_What you are asked to do_
Return all the entries below exactly as they were given.

........

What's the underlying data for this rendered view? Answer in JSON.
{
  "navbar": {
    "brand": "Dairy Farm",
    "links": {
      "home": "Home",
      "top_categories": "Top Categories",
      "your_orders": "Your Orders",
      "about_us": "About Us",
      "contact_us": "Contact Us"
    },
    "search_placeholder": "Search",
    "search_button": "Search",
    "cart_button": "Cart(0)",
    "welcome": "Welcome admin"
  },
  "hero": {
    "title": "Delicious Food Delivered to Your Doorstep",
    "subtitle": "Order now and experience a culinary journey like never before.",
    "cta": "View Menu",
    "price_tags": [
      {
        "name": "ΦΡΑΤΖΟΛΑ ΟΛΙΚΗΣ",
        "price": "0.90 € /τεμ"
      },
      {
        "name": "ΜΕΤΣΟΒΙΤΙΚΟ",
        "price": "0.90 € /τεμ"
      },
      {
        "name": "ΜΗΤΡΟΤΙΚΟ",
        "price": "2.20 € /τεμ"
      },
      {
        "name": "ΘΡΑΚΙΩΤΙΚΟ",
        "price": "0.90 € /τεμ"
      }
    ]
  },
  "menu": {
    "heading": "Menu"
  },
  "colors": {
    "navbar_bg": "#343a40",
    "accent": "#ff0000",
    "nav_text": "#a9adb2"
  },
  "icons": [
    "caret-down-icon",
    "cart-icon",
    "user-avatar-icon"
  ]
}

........

_Expected answer_
What's the underlying data for this rendered view? Answer in JSON.
{
  "navbar": {
    "brand": "Dairy Farm",
    "links": {
      "home": "Home",
      "top_categories": "Top Categories",
      "your_orders": "Your Orders",
      "about_us": "About Us",
      "contact_us": "Contact Us"
    },
    "search_placeholder": "Search",
    "search_button": "Search",
    "cart_button": "Cart(0)",
    "welcome": "Welcome admin"
  },
  "hero": {
    "title": "Delicious Food Delivered to Your Doorstep",
    "subtitle": "Order now and experience a culinary journey like never before.",
    "cta": "View Menu",
    "price_tags": [
      {
        "name": "ΦΡΑΤΖΟΛΑ ΟΛΙΚΗΣ",
        "price": "0.90 € /τεμ"
      },
      {
        "name": "ΜΕΤΣΟΒΙΤΙΚΟ",
        "price": "0.90 € /τεμ"
      },
      {
        "name": "ΜΗΤΡΟΤΙΚΟ",
        "price": "2.20 € /τεμ"
      },
      {
        "name": "ΘΡΑΚΙΩΤΙΚΟ",
        "price": "0.90 € /τεμ"
      }
    ]
  },
  "menu": {
    "heading": "Menu"
  },
  "colors": {
    "navbar_bg": "#343a40",
    "accent": "#ff0000",
    "nav_text": "#a9adb2"
  },
  "icons": [
    "caret-down-icon",
    "cart-icon",
    "user-avatar-icon"
  ]
}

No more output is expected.